Current standards for message signatures are only compatible with "version zero" bitcoin addresses (that begin with the number 1).If you would like to validate a Bitcoin address in an application, it is advisable to use a method from this thread rather than to just check for string length, allowed characters, or that the address starts with a 1 or 3.Newer "HD wallets" can generate a "seed" token which can be used to allow untrusted systems (such as webservers) to generate an unlimited number of addresses without the ability to spend the bitcoins received. Bitcoin addresses should be copied and pasted using the computer's clipboard wherever possible.If you hand-key a Bitcoin address, and each character is not transcribed exactly - including capitalization - the incorrect address will most likely be rejected by the Bitcoin software. The probability that a mistyped address is accepted as being valid is 1 in 2, that is, approximately 1 in 4.29 billion.The checksum also allows Bitcoin software to confirm that a 33-character (or shorter) address is in fact valid and isn't simply an address with a missing character.

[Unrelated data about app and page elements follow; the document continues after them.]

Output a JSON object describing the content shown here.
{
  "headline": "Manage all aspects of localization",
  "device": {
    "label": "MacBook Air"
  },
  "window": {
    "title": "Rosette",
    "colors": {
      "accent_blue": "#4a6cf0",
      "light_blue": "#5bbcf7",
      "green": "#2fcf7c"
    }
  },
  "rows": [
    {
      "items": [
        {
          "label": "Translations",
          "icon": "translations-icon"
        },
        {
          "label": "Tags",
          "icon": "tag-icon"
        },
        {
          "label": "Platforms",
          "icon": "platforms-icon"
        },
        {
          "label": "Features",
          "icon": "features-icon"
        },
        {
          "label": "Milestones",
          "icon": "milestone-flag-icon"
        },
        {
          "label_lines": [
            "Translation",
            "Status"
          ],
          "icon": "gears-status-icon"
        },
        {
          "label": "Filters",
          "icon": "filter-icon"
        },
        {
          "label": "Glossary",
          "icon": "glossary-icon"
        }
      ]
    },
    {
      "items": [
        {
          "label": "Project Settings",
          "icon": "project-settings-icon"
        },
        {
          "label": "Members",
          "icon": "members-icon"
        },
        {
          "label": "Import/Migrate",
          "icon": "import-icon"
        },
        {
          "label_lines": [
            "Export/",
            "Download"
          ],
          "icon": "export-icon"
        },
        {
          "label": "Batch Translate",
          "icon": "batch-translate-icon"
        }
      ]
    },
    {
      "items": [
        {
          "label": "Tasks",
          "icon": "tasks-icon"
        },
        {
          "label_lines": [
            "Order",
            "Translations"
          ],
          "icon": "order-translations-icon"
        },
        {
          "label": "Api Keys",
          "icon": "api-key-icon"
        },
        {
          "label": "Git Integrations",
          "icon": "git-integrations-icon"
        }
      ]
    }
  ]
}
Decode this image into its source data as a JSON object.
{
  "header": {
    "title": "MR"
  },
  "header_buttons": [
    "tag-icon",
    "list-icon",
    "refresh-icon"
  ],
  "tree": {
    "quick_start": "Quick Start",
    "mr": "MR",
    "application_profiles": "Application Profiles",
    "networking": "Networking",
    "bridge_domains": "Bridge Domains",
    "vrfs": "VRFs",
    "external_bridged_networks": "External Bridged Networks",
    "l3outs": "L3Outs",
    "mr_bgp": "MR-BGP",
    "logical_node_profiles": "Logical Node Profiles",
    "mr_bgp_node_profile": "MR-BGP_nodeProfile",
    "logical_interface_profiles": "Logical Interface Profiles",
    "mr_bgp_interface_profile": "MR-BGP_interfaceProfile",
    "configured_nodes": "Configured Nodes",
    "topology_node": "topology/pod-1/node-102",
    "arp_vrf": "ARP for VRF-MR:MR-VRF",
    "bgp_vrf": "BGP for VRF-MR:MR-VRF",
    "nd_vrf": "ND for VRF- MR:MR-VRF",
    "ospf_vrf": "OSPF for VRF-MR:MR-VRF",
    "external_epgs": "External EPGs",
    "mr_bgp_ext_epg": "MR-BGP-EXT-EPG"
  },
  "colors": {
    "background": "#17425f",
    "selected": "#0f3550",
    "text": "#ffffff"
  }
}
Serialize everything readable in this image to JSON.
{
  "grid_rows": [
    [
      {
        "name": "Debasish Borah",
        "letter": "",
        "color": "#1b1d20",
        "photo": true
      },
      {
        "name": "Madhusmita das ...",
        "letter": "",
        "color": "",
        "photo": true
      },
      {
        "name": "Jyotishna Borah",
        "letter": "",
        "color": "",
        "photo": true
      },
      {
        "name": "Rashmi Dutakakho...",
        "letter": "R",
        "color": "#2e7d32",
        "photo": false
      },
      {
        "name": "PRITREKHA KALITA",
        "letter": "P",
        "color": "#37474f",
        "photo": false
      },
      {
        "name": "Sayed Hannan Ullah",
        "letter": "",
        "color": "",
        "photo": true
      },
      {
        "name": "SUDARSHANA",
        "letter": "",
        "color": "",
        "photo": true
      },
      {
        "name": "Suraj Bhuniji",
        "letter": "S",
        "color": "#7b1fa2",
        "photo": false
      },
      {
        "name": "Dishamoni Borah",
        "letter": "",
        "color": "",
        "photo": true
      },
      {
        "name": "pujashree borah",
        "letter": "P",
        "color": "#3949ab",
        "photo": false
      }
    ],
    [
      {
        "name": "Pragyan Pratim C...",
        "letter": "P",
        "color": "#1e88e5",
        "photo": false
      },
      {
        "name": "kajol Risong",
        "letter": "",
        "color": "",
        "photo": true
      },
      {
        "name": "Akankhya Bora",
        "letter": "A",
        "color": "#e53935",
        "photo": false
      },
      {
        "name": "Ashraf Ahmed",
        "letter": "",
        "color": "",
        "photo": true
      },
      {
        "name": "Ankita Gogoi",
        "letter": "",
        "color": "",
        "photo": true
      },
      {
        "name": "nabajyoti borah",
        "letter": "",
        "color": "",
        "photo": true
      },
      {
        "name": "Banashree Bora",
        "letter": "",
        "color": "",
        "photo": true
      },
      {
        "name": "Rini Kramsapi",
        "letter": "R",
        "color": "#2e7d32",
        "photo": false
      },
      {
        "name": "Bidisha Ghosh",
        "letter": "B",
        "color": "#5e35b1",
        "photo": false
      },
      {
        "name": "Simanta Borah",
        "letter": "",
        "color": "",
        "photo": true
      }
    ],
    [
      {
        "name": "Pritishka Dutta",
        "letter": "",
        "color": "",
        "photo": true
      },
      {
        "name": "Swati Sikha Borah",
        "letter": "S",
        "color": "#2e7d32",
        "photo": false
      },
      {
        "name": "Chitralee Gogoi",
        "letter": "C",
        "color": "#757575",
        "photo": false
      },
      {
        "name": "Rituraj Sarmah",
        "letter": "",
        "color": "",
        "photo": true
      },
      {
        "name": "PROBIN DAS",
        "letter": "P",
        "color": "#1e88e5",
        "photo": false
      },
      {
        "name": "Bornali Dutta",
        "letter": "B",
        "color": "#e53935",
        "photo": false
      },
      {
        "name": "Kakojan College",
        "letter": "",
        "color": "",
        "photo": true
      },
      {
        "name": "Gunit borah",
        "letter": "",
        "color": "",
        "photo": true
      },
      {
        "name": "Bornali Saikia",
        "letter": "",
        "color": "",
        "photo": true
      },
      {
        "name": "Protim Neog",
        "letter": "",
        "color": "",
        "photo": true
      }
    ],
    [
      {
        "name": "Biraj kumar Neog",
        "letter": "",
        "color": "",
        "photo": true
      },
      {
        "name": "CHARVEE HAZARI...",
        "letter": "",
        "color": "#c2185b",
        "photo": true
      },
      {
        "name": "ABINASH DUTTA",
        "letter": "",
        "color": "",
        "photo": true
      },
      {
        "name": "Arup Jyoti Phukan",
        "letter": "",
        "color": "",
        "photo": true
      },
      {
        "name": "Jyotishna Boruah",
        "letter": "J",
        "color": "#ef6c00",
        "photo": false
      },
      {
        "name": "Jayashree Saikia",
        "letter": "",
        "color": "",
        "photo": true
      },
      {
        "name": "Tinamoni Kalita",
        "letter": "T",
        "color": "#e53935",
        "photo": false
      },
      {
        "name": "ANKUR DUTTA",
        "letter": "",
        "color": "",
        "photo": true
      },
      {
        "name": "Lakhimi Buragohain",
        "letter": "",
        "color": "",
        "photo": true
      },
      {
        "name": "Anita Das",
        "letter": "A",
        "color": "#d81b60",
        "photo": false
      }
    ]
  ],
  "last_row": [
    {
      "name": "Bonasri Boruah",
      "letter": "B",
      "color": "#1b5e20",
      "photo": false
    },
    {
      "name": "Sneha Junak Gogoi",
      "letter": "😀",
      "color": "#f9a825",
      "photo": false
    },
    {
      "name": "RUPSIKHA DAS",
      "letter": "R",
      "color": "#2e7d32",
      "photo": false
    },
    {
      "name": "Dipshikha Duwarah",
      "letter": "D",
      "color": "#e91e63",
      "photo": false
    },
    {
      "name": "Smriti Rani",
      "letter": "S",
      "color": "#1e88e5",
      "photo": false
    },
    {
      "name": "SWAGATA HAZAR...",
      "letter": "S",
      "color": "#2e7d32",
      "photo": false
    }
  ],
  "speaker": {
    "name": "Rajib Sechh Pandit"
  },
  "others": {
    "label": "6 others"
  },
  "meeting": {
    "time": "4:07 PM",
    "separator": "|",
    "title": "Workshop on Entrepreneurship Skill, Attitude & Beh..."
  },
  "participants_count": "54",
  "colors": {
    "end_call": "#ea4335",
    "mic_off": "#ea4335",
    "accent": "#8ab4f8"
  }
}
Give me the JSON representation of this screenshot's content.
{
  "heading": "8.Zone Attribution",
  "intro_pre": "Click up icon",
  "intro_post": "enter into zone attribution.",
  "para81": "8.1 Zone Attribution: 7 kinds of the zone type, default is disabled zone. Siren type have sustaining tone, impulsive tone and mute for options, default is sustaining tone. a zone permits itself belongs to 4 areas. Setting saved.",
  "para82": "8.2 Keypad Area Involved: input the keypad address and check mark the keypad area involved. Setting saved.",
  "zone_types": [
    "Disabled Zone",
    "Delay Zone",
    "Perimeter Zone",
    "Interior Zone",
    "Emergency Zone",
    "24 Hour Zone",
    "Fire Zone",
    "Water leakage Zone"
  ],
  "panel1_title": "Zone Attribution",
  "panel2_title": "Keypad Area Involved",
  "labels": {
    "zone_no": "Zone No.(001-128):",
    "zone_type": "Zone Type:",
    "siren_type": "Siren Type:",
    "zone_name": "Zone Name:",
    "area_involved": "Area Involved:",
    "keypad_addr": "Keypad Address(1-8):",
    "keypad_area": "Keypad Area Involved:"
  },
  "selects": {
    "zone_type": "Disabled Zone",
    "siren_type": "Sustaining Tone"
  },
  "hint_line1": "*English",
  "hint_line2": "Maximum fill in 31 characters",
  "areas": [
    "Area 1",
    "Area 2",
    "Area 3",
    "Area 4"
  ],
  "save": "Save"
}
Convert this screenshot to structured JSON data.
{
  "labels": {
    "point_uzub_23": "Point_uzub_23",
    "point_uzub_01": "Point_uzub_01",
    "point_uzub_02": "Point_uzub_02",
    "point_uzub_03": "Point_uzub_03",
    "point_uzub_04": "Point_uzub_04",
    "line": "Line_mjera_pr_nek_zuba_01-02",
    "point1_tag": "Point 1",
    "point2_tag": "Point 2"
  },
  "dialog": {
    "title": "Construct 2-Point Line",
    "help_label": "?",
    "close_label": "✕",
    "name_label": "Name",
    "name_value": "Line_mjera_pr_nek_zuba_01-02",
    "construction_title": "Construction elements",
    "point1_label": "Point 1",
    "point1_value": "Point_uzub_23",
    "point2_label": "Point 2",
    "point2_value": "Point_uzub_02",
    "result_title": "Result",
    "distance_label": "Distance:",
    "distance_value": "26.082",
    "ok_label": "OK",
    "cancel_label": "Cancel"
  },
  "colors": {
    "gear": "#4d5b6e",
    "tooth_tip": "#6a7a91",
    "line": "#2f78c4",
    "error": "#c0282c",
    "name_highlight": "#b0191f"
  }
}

It is also possible to get a Bitcoin address using an account at an exchange or online wallet service.
It is important to note that these signatures only prove one receives with an address.
Since Bitcoin transactions do not have a "from" address, you cannot prove you are the sender of funds.
It is possible to create large batches of addresses offline using freely available software tools.
Generating batches of addresses is useful in several scenarios, such as e-commerce websites where a unique pre-generated address is dispensed to each customer who chooses a "pay with Bitcoin" option.